I’m not hearing you

Today I had an appointment with my ENT specialist. My ENT specialist was a real nice lady doctor who not only explained to me what my problem was but also to the intern that was there. Learned how I can read my audiogram and about the anatomy of my ear. clip_image001

I’m one of the few people whose audiogram showed a cookie-bite pattern. I hear low and high frequency sounds well, but have a loss in the mid-frequencies.

Hearing impairment is the most common sensory disorder world-wide. It usually effects language acquisition and educational progress in young people. In people of my age, it usually affects also our social & working lives. So far I’m managing quit well if I do say so myself. Only a couple times a day someone will wave their hand to catch my attention or that I need to ask if someone will repeat themselves. I only truly have a problem when people talk softly or when I’m at a meeting and there are lots of distracting noises and many people talk at the same time. Yes, I’m still having a hard time grasping this news, especially as this hearing loss is not reversible, it can only get worse.

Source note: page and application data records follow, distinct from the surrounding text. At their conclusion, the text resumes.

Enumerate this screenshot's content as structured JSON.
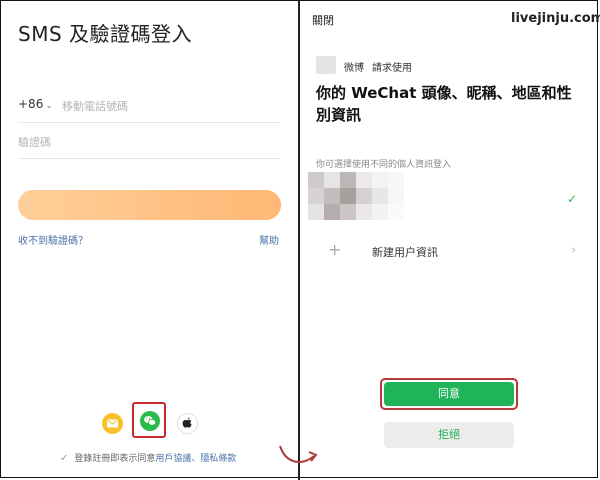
{
  "left": {
    "title": "SMS 及驗證碼登入",
    "country_code": "+86",
    "phone_placeholder": "移動電話號碼",
    "code_placeholder": "驗證碼",
    "link_no_code": "收不到驗證碼？",
    "link_help": "幫助",
    "social_icons": [
      "mail-icon",
      "wechat-icon",
      "apple-icon"
    ],
    "agreement_prefix": "登錄註冊即表示同意",
    "agreement_links": "用戶協議、隱私條款"
  },
  "right": {
    "close_label": "關閉",
    "watermark": "livejinju.com",
    "app_name": "微博",
    "app_request": "請求使用",
    "headline": "你的 WeChat 頭像、昵稱、地區和性別資訊",
    "subtitle": "你可選擇使用不同的個人資訊登入",
    "new_user_label": "新建用户資訊",
    "agree_label": "同意",
    "reject_label": "拒絕"
  },
  "colors": {
    "accent_orange": "#ffb774",
    "wechat_green": "#1fb35a",
    "link_blue": "#4a72a8",
    "highlight_red": "#c62a2a"
  }
}
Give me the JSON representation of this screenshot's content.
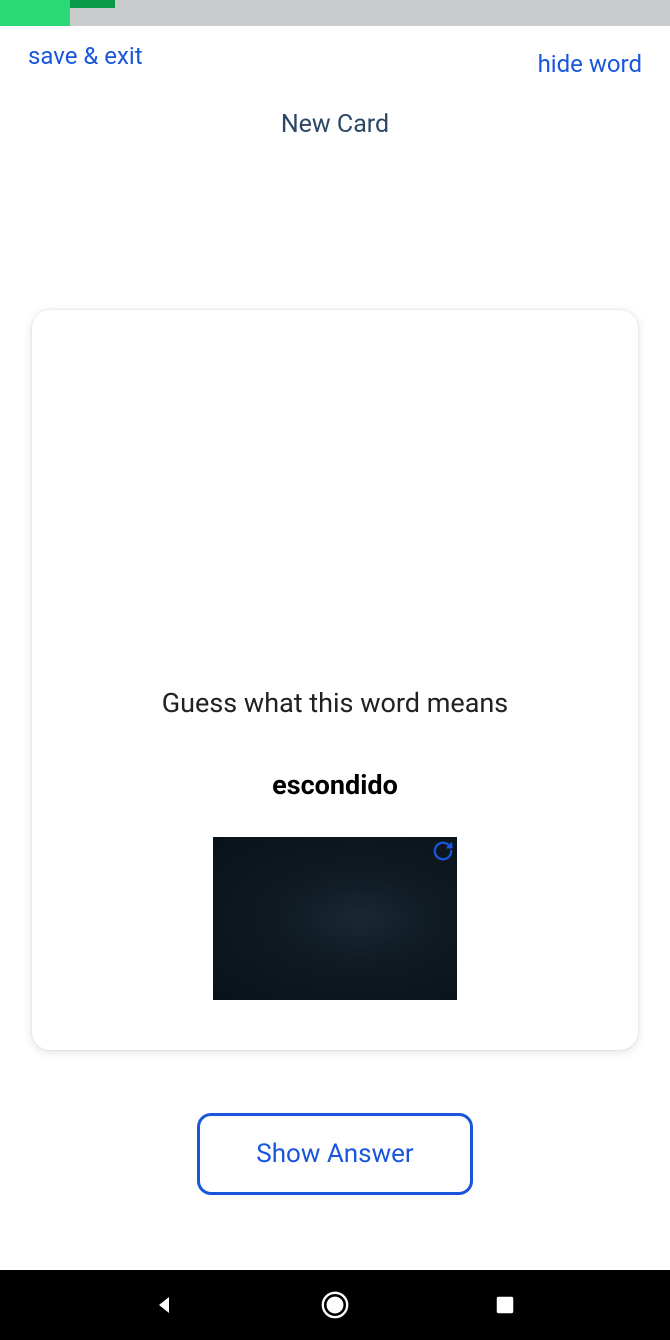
{
  "header": {
    "save_exit": "save & exit",
    "hide_word": "hide word",
    "title": "New Card"
  },
  "card": {
    "prompt": "Guess what this word means",
    "word": "escondido"
  },
  "button": {
    "show_answer": "Show Answer"
  }
}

Causes of hearing impairment are numerous and in my case it is either hereditary or because of the otis media (middle ear infection) I had last January. The ENT specialist thinks it is mostly likely hereditary. We will know in one or two years. This depends very much on whether my hearing loss deteriorates any further. I find this hard to believe as no one I know of in my family has hearing problems or hearing loss, at least not before the age of 70. I personally think the otis media is the cause of my hearing loss. I also believe that the otis media was most likely a viral infection and not a bacterial infection as thought at that time. I’m pretty sure that I’m making the right assumption as the antibiotics didn’t really work, I needed to have 3 cures before I even noticed some improvement. Still knowing the cause won’t solve this problem.

It wasn’t so great to hear that people with sensorineural hearing loss, like me, can’t regain their hearing. The ENT specialist also told me that I most likely will need a hearing aid sometime in the near future. Between 2 to 5 years. In the mean time you will need to make a little more effort to get heard, if you want me to listen.

From my perspective there are some positive side affects:

  1. people really need to make an effort to express themselves if they want me to ‘hear’ them. If they don’t make the effort, it won’t hurt me as I can choose to ignore your non-verbal communication!
  2. I’m enjoying the quiet.
  3. I can explore a whole new world and learn new skills.
  4. I can become even a better ‘thinker’ (no distractions)

A thinker = a person who tries to use her intellect to work, study, reflect, speculate on, or ask and answer questions with regard to a variety of different ideas. Wink

There are numerous other possibilities which I can’t think of at the moment but I’m sure I will think of them soon Nerd . I just needed to ‘voice’ my thoughts.


JoJo said...

The loss of any of our senses is difficult. I pray that today's technology can assist you if you choose to go that route.

suz said...

This was extremely interesting to read. I have a physical scheduled for September and I think I'll ask my doctor about having a hearing test. I've noticed that I don't hear well anymore and especially when there is a lot of other noise. Since both parents had serious hearing problems in their later years I should probably look into this. I hope they can do something for you ... technology is amazing now. My son worked for Massachusetts Eye & Ear, a very famous specialty hospital that works with Harvard Medical School and does a lot of research. In his 5 years there he saw some amazing advances made in hearing treatments.

Linda C said...

l too am having little trouble with hearing. Have not been to have any testing yet. A great positive l can quickly think of is l would not hear my husbands snoring so loud!!! Must always find a positive in everything!!

Serena Outland said...

Now that’s optimism. Despite the hearing problem, you still manage to focus on the more positive things in life. I agree with what you said in number four. There is a sense of promise in the fact that you can constantly learn new skills to better improve your ability to understand people and express yourself. It’s going to be a continuous learning experience for you, all throughout your life. And there is a sense of challenge, a sense of fulfillment in that!